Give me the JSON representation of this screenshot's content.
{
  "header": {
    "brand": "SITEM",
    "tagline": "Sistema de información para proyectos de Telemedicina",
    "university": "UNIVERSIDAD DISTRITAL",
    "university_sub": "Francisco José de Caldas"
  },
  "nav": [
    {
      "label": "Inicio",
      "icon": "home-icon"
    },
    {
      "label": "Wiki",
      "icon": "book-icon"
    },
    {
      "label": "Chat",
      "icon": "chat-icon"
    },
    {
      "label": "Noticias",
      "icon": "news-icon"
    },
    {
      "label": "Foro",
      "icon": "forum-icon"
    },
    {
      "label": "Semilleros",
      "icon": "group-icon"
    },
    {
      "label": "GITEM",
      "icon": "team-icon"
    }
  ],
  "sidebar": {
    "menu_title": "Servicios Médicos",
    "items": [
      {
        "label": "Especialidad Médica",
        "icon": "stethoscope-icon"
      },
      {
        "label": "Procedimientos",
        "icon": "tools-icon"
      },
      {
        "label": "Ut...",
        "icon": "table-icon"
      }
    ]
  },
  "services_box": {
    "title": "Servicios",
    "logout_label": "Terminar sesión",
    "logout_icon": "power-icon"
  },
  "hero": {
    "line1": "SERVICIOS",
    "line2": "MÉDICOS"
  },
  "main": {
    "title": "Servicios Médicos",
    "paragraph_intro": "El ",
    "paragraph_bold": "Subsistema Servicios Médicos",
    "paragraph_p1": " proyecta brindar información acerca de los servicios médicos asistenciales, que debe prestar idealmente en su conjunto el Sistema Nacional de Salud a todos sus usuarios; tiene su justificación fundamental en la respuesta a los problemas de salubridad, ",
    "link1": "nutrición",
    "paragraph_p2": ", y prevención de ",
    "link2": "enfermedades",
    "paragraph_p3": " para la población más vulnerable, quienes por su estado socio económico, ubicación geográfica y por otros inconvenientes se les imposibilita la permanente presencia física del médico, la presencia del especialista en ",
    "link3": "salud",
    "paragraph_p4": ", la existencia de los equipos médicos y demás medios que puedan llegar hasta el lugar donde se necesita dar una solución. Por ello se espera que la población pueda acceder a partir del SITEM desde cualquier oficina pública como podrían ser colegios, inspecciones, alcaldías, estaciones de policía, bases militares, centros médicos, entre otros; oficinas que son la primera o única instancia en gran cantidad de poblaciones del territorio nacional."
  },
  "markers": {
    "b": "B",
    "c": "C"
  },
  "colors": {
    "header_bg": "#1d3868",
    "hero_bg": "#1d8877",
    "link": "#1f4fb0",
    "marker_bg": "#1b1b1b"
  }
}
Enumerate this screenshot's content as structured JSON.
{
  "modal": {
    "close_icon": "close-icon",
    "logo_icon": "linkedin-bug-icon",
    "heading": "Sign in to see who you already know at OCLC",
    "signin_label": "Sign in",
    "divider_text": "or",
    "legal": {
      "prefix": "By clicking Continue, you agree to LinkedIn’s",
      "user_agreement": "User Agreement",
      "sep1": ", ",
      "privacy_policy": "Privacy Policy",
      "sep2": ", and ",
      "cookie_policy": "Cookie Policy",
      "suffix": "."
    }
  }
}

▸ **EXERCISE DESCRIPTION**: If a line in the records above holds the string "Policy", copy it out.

▸ **EXPECTED ANSWER**:
      "privacy_policy": "Privacy Policy",
      "cookie_policy": "Cookie Policy",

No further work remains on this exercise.